Information given START

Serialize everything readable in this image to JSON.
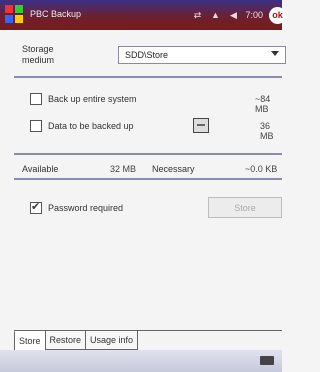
{
  "title": "PBC Backup",
  "tray": {
    "time": "7:00",
    "ok_label": "ok"
  },
  "storage": {
    "label_line1": "Storage",
    "label_line2": "medium",
    "selected": "SDD\\Store"
  },
  "options": {
    "entire": {
      "label": "Back up entire system",
      "value": "~84 MB"
    },
    "data": {
      "label": "Data to be backed up",
      "value": "36 MB"
    }
  },
  "space": {
    "available_label": "Available",
    "available_value": "32 MB",
    "necessary_label": "Necessary",
    "necessary_value": "~0.0 KB"
  },
  "password": {
    "label": "Password required",
    "button": "Store"
  },
  "tabs": [
    "Store",
    "Restore",
    "Usage info"
  ],
  "colors": {
    "titlebar_start": "#3b2f86",
    "titlebar_end": "#7a1a1a"
  }
}
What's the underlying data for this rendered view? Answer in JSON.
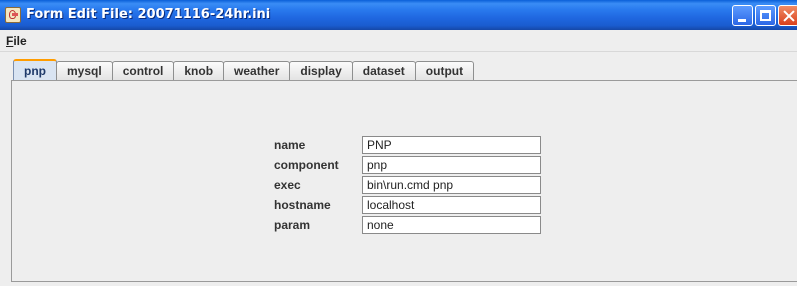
{
  "window": {
    "title": "Form Edit File: 20071116-24hr.ini",
    "icon": "java-cup-icon",
    "controls": [
      "minimize-icon",
      "maximize-icon",
      "close-icon"
    ]
  },
  "menubar": {
    "file_mnemonic": "F",
    "file_rest": "ile"
  },
  "tabs": [
    {
      "label": "pnp",
      "active": true
    },
    {
      "label": "mysql",
      "active": false
    },
    {
      "label": "control",
      "active": false
    },
    {
      "label": "knob",
      "active": false
    },
    {
      "label": "weather",
      "active": false
    },
    {
      "label": "display",
      "active": false
    },
    {
      "label": "dataset",
      "active": false
    },
    {
      "label": "output",
      "active": false
    }
  ],
  "form": {
    "fields": [
      {
        "label": "name",
        "value": "PNP"
      },
      {
        "label": "component",
        "value": "pnp"
      },
      {
        "label": "exec",
        "value": "bin\\run.cmd pnp"
      },
      {
        "label": "hostname",
        "value": "localhost"
      },
      {
        "label": "param",
        "value": "none"
      }
    ]
  },
  "colors": {
    "titlebar": "#2a7bef",
    "active_tab_accent": "#ff9c00",
    "close_button": "#d9401c"
  }
}
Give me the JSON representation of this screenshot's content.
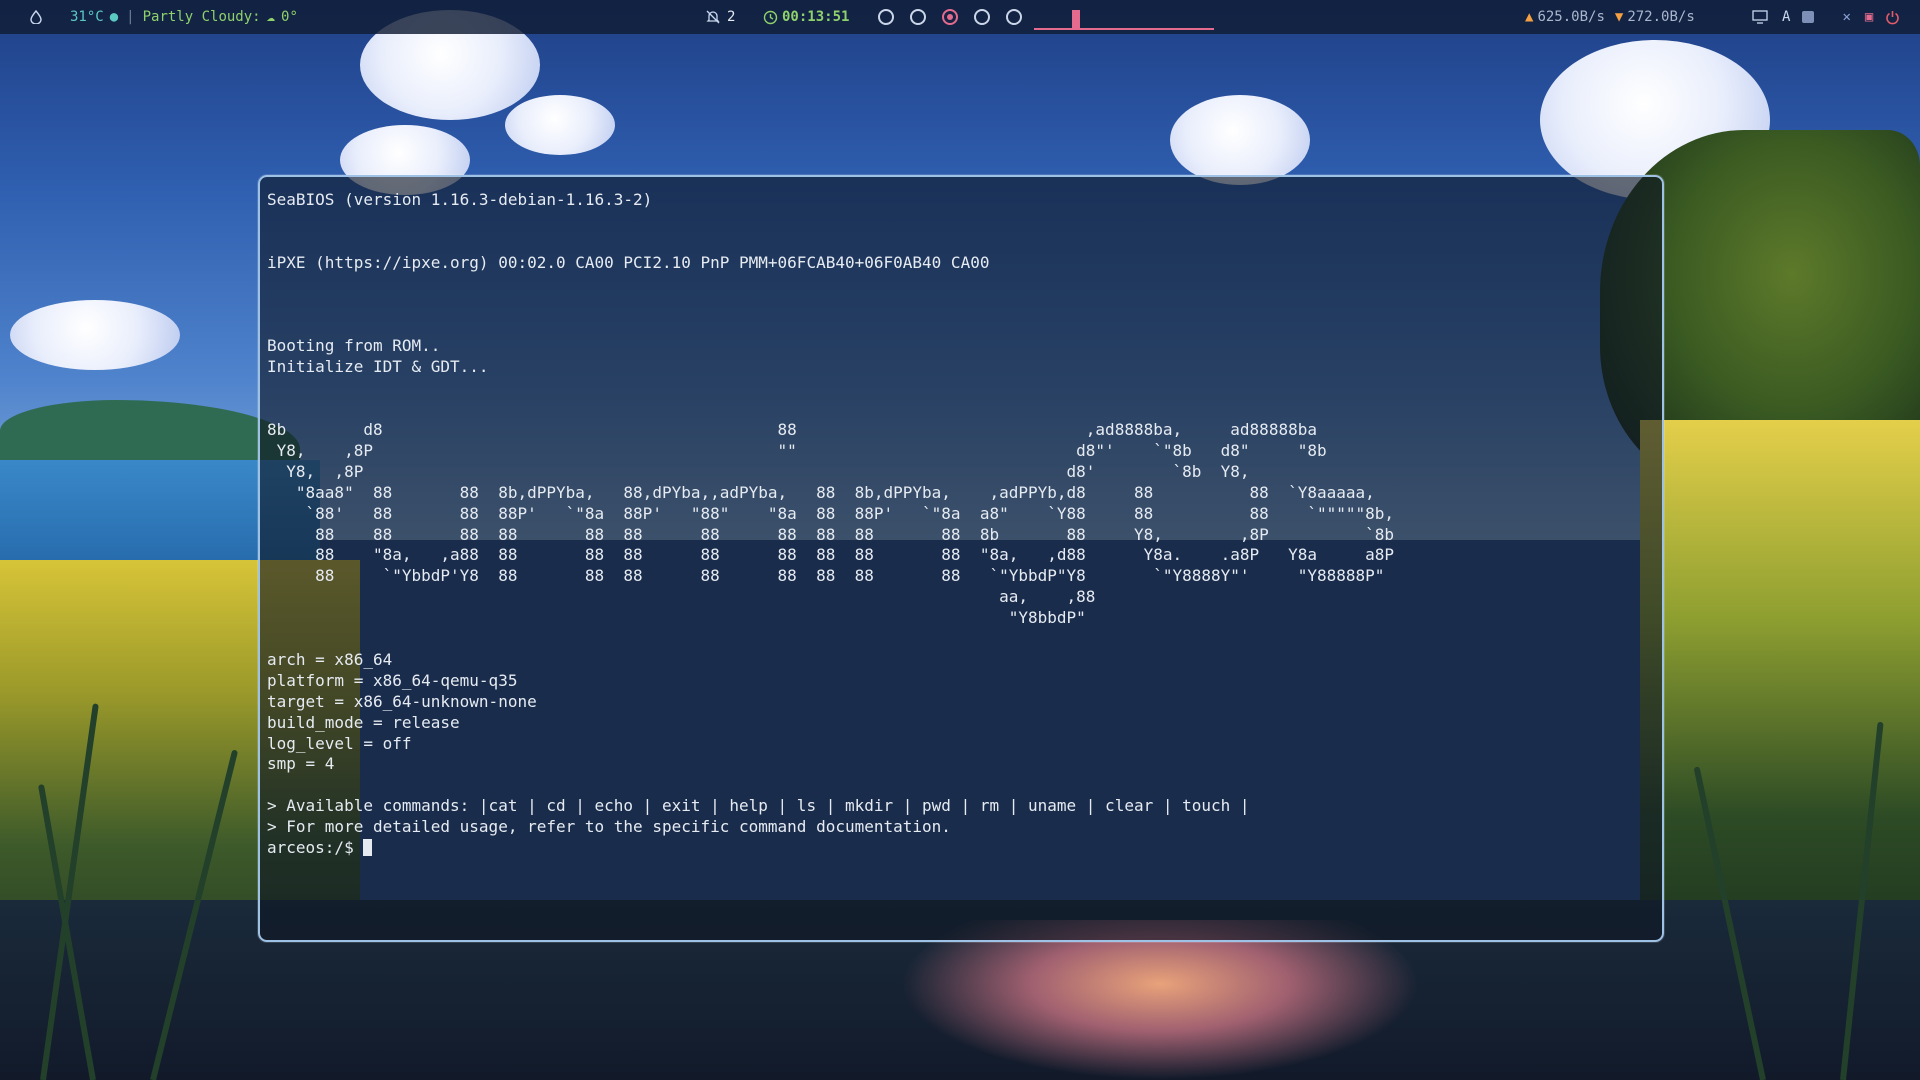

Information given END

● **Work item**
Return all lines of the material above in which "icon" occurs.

● **Task answer**
    "icon": "java-cup-icon",
      "minimize-icon",
      "maximize-icon",
      "close-icon"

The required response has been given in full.